The software changes the status of each product to “sold.” If an item is returned, and if its tag is still attached, employees can use a store’s RFID reader to scan that tag back into the inventory system, then put the product back out to the sales floor. If the RFID tag has been removed, workers must associate a new tag with that item. Perry Ellis’s stores have rolls of UHF RFID tags onsite, Baghel explains, which can be read and associated with products that need to be tagged.

In addition, the technology is being used to accomplish omnichannel sales. For instance, if an online customer purchases goods, Perry Ellis’s software can identify a store from which those products can be shipped. Employees can then use a handheld reader to locate those products, read the items’ tags are they are packed for shipping, and thereby update those goods as sold.

Finding Goods with Geiger Counter-Style Reading

With the technology tracking inventory data, Perry Ellis reports, the stores can now ensure more accurate and faster replenishment. Every morning, the company runs a replenishment report based on data in the inventory-management software. All items that have been sold are listed for replenishment, and store associates place their orders.

If any goods are needed for omnichannel sales, or if customers request them, workers can use the handheld readers. They can simply input details regarding the products they seek, then the reader’s Geiger counter feature will help them locate those goods as they walk throughout the store. The device will start beeping louder and more frequently as the reader comes closer to each detected item’s tag.

Patti Blessing

Patti Blessing

Sales associates have indicated the technology makes their job easier, Baghel says. In the long term, the company intends to reduce the frequency of inventory counts to once weekly rather than daily, and the tags will provide benefits as well to retailers that sell products to Perry Ellis. The company serves as both a retailer and a wholesaler, so its products are sold at its own stores but also in department or general apparel stores throughout the country. Some of these retailers, such as Macy’s, already have RFID tagging requirements for the merchandise they sell.

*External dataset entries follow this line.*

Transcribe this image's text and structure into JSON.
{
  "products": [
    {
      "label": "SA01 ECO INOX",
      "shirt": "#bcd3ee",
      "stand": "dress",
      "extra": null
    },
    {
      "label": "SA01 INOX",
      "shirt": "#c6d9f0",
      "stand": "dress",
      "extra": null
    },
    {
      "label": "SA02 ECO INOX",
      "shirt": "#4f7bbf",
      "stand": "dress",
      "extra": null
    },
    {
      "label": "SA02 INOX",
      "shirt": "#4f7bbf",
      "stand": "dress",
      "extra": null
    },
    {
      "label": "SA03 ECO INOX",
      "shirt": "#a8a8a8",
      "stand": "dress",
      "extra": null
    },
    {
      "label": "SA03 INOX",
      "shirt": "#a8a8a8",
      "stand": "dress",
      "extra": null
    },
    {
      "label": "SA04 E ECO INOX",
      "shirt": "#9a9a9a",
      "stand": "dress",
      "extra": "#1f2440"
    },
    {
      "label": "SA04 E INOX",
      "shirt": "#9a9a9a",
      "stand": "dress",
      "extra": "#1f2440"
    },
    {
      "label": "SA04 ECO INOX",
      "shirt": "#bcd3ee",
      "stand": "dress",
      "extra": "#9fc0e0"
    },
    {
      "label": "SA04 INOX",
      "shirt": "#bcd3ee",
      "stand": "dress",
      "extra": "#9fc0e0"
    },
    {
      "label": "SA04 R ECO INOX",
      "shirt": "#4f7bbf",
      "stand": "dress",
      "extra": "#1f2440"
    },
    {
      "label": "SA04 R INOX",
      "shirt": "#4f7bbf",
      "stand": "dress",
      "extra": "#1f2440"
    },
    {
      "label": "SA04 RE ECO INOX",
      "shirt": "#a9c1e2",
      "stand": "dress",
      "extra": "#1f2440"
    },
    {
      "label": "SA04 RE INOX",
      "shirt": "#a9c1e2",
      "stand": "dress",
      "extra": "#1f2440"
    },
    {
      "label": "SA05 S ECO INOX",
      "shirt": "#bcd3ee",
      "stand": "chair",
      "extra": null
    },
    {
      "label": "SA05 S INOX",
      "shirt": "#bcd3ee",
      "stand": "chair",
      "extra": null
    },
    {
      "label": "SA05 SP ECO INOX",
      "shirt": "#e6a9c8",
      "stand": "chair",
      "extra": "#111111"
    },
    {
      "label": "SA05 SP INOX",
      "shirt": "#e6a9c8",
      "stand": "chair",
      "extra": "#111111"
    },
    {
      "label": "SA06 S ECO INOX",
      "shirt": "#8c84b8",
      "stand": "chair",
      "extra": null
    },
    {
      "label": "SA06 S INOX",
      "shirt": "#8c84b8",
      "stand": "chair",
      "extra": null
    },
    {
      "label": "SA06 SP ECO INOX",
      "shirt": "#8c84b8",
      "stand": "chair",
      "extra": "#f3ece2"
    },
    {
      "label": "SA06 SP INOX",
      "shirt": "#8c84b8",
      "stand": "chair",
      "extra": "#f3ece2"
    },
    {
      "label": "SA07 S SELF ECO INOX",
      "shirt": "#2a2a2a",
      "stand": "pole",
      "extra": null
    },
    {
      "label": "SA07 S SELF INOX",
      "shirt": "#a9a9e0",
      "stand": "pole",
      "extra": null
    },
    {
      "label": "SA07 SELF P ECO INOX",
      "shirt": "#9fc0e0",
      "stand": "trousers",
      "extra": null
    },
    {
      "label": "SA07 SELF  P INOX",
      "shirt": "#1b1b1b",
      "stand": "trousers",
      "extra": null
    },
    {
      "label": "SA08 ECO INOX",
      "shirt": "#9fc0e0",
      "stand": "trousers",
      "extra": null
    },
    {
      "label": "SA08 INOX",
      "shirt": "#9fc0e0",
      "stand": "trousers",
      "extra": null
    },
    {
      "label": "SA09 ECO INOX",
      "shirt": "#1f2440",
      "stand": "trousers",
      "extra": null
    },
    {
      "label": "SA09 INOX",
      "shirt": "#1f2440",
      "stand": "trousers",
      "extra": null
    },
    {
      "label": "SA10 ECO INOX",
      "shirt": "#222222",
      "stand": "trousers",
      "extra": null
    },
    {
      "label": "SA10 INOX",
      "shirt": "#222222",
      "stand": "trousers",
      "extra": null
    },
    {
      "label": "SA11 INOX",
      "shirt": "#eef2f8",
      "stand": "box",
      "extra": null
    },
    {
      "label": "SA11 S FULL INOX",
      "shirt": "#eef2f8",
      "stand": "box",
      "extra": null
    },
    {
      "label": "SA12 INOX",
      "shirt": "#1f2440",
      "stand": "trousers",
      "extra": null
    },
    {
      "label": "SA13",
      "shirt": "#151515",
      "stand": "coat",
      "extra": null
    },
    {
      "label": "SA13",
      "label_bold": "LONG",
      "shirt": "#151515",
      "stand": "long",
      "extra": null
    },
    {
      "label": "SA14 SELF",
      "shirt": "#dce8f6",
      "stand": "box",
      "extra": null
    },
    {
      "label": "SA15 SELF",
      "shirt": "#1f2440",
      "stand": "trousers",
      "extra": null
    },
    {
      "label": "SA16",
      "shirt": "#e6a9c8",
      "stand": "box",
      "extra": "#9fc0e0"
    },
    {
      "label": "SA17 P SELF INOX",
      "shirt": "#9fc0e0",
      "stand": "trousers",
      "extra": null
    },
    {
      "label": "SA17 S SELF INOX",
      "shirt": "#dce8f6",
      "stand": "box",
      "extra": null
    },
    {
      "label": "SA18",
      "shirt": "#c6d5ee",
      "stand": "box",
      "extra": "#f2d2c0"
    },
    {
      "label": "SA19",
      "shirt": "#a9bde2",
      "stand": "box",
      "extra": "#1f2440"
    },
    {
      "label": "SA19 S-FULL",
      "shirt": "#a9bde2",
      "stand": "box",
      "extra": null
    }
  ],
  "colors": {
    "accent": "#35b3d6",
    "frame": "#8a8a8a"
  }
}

“Our wholesale customers were demanding RFID,” Baghel explains, and the deployment of RFID tags helps the brand to meet those requirements. Perry Ellis opted to tag all of its products at the source, with the exception of some small items, such as underwear and socks. It also sells products at its stores from third-party vendors, which tag their own products. Those tagged products are not being interrogated an Perry Ellis’s distribution centers, Baghel notes.

The company is now testing the technology’s use at these warehouse sites. “We are just in the initial phase of fact-finding,” Baghel states. What’s more, Perry Ellis is currently exploring the possibility of integrating RFID readers at the point of exit, in order to capture the tags of unpurchased items leaving the store. However, the retailer is still using standard magnetics-based electronic article surveillance systems at its doorways.

So far, Perry Ellis reports, the system has reduced out-of-stock events, improved replenishments and ensured fast omnichannel sales response. At present, the company experiences a 9 to 10 percent cancellation rate from omnichannel sales from a specific store, based on a lack of inventory. For an average retailer, that percentage is fairly low, Baghel notes, though with RFID, the company hopes to further reduce that rate to 4 to 5 percent or less.


Key Takeaways:

  • By selecting a handheld RFID reading model, Perry Ellis has developed a solution that it has since expanded to 40 of its stores.
  • The company has increased its inventory accuracy to about 95 percent, which has improved on-shelf availability, boosted sales and reduced omnichannel sales cancellations.